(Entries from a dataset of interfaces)
Start of Block
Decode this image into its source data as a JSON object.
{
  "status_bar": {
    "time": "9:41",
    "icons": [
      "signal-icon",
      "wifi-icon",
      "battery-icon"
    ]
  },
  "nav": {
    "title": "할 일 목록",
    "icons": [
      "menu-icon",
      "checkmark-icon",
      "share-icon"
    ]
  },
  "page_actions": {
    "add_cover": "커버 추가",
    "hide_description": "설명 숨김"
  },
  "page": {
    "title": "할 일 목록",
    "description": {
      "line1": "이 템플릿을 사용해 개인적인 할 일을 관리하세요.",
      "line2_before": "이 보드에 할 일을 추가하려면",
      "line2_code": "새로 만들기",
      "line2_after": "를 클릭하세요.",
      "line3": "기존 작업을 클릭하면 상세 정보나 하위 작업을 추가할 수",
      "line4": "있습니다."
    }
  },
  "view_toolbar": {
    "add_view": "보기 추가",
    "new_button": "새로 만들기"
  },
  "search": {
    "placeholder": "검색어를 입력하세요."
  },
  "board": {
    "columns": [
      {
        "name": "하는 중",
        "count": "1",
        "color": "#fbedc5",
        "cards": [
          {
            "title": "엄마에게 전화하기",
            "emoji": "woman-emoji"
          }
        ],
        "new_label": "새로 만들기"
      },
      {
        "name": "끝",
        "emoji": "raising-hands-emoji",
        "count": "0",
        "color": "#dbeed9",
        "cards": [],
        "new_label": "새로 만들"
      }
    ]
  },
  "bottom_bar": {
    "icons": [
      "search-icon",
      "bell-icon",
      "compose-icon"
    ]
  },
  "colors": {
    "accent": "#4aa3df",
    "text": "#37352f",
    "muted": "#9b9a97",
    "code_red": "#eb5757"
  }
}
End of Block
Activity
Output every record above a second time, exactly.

The completed task
Decode this image into its source data as a JSON object.
{
  "status_bar": {
    "time": "9:41",
    "icons": [
      "signal-icon",
      "wifi-icon",
      "battery-icon"
    ]
  },
  "nav": {
    "title": "할 일 목록",
    "icons": [
      "menu-icon",
      "checkmark-icon",
      "share-icon"
    ]
  },
  "page_actions": {
    "add_cover": "커버 추가",
    "hide_description": "설명 숨김"
  },
  "page": {
    "title": "할 일 목록",
    "description": {
      "line1": "이 템플릿을 사용해 개인적인 할 일을 관리하세요.",
      "line2_before": "이 보드에 할 일을 추가하려면",
      "line2_code": "새로 만들기",
      "line2_after": "를 클릭하세요.",
      "line3": "기존 작업을 클릭하면 상세 정보나 하위 작업을 추가할 수",
      "line4": "있습니다."
    }
  },
  "view_toolbar": {
    "add_view": "보기 추가",
    "new_button": "새로 만들기"
  },
  "search": {
    "placeholder": "검색어를 입력하세요."
  },
  "board": {
    "columns": [
      {
        "name": "하는 중",
        "count": "1",
        "color": "#fbedc5",
        "cards": [
          {
            "title": "엄마에게 전화하기",
            "emoji": "woman-emoji"
          }
        ],
        "new_label": "새로 만들기"
      },
      {
        "name": "끝",
        "emoji": "raising-hands-emoji",
        "count": "0",
        "color": "#dbeed9",
        "cards": [],
        "new_label": "새로 만들"
      }
    ]
  },
  "bottom_bar": {
    "icons": [
      "search-icon",
      "bell-icon",
      "compose-icon"
    ]
  },
  "colors": {
    "accent": "#4aa3df",
    "text": "#37352f",
    "muted": "#9b9a97",
    "code_red": "#eb5757"
  }
}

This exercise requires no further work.